Frank had reminisced himself into a Flatbush bar. “For Ebbets,” he told the understanding keep as he raised his beer. “To Ebbets.”
Meanwhile, somewhere in Texas, a man sat awkwardly in his kitchen articulating what Frank felt at that very moment, even though he himself felt differently. Mance Lipscomb was playing a weathered guitar and singing into an electric contraption being pointed his way. At the end of the machine were two white boys hanging on his every word, occasionally sipping at the hot coffee he’d poured them minutes earlier.
Mance was tickled at their interest; they’d shown up one day at his work site in Houston looking for one of his oldest, dearest friends, Lightnin’ Hopkins. “We wanna make a record with him,” they explained. “Lightnin’s gone,” said the 65-year-old man as he massaged his knuckles through his gloves. “But I play a little guitar, if you’re interested.” He didn’t know what possessed him to say that, but the fates play a man’s tongue strange. Now he’d gone from a man of labor, a man whose future was dust and bone, to an object of interest for a couple white cats from California. Chris Strachwitz. Mack McCormick. And they addressed him with such kindness. “We’re thinkin’ of startin’ a label,” the one called Strachwitz said, “a blues label.” Kid stressed it so divine that Mance had to throw his head back and laugh.
“What’s your name?” McCormick asked.
“Mance Lipscomb,” said Mance Lipscomb.
“‘Mance’?” queried McCormick, confused. “That short for something?”
“Emancipation,” came the proud reply.
The white boys nodded.
Mance watched his calloused, parched fingers ride that tired old neck. All these years later she still pulled a sweet sound. Mama Jane bought it for him around 1906, when Mance was about 11. His daddy played the fiddle. Mance got his name from him, but not from his real name, which was Charles. Charles Lipscomb was an emancipated slave from Alabama. Mance’s own birth call was Beau de Glen, or Bowdie Glenn. That didn’t matter anymore, anyway. Nobody living called him anything but Mance.

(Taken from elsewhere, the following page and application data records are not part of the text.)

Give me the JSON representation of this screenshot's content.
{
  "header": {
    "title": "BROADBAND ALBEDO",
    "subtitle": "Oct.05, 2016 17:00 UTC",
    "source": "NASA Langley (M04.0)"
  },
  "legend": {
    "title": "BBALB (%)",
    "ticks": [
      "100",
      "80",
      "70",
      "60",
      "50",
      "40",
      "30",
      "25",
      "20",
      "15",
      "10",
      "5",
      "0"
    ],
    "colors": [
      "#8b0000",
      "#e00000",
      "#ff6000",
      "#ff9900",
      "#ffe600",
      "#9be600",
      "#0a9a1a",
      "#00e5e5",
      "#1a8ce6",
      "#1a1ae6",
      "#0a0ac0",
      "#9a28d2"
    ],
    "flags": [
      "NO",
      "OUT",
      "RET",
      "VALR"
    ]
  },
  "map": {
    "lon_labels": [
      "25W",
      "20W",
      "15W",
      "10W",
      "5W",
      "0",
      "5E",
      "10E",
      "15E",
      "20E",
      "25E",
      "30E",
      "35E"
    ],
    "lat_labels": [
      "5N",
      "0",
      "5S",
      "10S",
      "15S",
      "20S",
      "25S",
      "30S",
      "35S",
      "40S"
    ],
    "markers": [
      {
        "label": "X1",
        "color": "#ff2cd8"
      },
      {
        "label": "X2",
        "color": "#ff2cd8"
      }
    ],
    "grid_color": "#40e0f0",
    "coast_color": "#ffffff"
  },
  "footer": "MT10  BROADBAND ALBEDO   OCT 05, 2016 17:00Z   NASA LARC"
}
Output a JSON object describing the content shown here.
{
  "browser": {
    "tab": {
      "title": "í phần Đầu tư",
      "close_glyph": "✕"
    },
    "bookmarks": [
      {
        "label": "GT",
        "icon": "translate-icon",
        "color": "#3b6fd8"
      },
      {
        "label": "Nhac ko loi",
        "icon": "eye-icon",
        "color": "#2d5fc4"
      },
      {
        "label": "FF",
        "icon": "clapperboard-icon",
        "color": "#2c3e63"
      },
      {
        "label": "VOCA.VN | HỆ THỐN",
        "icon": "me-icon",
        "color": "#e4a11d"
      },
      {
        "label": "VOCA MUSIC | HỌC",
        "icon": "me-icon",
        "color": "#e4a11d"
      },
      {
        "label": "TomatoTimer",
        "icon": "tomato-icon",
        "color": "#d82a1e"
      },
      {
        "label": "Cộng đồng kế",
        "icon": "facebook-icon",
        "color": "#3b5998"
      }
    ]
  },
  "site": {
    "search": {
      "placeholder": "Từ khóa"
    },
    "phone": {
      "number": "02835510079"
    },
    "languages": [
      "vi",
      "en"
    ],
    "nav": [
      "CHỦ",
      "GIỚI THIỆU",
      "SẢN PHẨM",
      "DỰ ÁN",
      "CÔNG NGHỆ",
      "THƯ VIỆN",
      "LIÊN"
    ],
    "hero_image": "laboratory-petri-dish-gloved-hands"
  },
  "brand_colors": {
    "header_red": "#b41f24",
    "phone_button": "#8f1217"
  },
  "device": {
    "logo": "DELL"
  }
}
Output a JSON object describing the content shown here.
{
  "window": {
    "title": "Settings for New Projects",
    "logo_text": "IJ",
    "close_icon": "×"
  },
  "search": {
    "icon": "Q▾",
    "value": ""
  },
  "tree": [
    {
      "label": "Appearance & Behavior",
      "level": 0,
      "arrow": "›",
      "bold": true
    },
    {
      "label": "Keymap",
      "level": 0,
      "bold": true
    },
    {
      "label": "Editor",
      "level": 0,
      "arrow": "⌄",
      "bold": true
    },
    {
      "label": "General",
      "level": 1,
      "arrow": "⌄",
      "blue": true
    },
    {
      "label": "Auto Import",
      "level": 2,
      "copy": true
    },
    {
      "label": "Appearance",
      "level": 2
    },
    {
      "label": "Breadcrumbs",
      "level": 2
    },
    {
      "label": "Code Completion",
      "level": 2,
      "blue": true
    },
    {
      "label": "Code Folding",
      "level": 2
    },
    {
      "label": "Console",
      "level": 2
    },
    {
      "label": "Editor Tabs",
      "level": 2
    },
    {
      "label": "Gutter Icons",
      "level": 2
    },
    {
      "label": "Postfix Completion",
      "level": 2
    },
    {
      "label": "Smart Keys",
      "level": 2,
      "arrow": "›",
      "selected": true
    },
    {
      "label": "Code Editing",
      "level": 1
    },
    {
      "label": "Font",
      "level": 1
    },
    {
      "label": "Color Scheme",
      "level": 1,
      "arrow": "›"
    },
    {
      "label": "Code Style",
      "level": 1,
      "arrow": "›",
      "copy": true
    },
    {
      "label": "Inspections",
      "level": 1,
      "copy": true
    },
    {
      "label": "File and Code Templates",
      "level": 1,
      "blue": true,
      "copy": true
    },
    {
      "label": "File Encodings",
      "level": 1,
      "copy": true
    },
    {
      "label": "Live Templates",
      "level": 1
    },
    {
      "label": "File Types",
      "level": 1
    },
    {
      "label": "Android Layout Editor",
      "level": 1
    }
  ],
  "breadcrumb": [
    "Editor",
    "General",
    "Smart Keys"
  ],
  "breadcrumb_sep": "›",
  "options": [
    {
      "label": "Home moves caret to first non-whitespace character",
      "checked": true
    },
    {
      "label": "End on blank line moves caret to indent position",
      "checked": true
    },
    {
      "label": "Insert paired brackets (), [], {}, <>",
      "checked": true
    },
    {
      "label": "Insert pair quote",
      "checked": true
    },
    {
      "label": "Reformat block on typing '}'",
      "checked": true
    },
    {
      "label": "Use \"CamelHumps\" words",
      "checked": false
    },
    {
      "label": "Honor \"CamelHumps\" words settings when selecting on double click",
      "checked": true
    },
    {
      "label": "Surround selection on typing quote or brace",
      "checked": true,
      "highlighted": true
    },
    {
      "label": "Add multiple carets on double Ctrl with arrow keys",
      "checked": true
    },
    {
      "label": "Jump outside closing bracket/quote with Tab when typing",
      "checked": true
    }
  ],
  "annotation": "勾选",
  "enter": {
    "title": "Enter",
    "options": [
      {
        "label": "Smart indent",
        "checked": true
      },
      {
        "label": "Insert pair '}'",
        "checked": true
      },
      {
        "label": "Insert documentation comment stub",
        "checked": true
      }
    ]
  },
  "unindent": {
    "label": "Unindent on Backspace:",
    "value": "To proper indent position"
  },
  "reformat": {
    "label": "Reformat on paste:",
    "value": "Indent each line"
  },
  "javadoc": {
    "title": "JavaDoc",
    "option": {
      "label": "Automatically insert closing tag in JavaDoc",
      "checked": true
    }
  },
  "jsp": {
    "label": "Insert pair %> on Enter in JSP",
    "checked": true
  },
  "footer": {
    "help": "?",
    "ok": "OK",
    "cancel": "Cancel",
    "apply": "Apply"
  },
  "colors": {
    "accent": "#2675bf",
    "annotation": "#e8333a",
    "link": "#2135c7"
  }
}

He and his daddy made a little dime now and then, playing shows around Mance’s hometown of Navasota, Texas. Sometimes they stretched their horizons to nearby Bravos. Those were good times. Filling tiny joints with music, watching the faces explode at the sound. They did that till Mance was 21. But he never shook it loose. When he moved to Houston in 1956, he’d wet his whistle after work with the occasional showcase in whatever bar would let him play. When the workers gathered for picnics, sometimes they’d ask for a song, and Mance would always oblige. It didn’t take much to coax him behind that wood, cradle it in his arms, and harmonize over its stream. Here he was now, in the same place he slugged back a cup of warm comfort every morning, doing it for posterity. Something to show his wife and son. Something forever. A record. Could you beat that? If only they’d been around to put his father on tape. Man, he’d play those reels till they swallowed his dreams and brought back every detail of those long-gone nights.
He’d think about it again the following year, after those white boys with the tape machine made good on their promise, flattening that 1960 session into two sides of Texas Sharecropper & Songster, the first release on Arhoolie Records. They pressed 250 copies, each one with its cover hand-glued personally by the label’s staff. It sold enough to fly Mance to Northern California and drop him in front of 40,000 people at the 1961 Berkeley Folk Festival. Damn, Mance marveled, stunned by that crashing wave of humanity. I’m looking at the entire population of a city. Not bad for a Navasota boy. Charles would be proud. As Mance charmed one generation, another nestled further south, watching with anticipation as a new structure rose from the far-off ashes of Ebbets Field.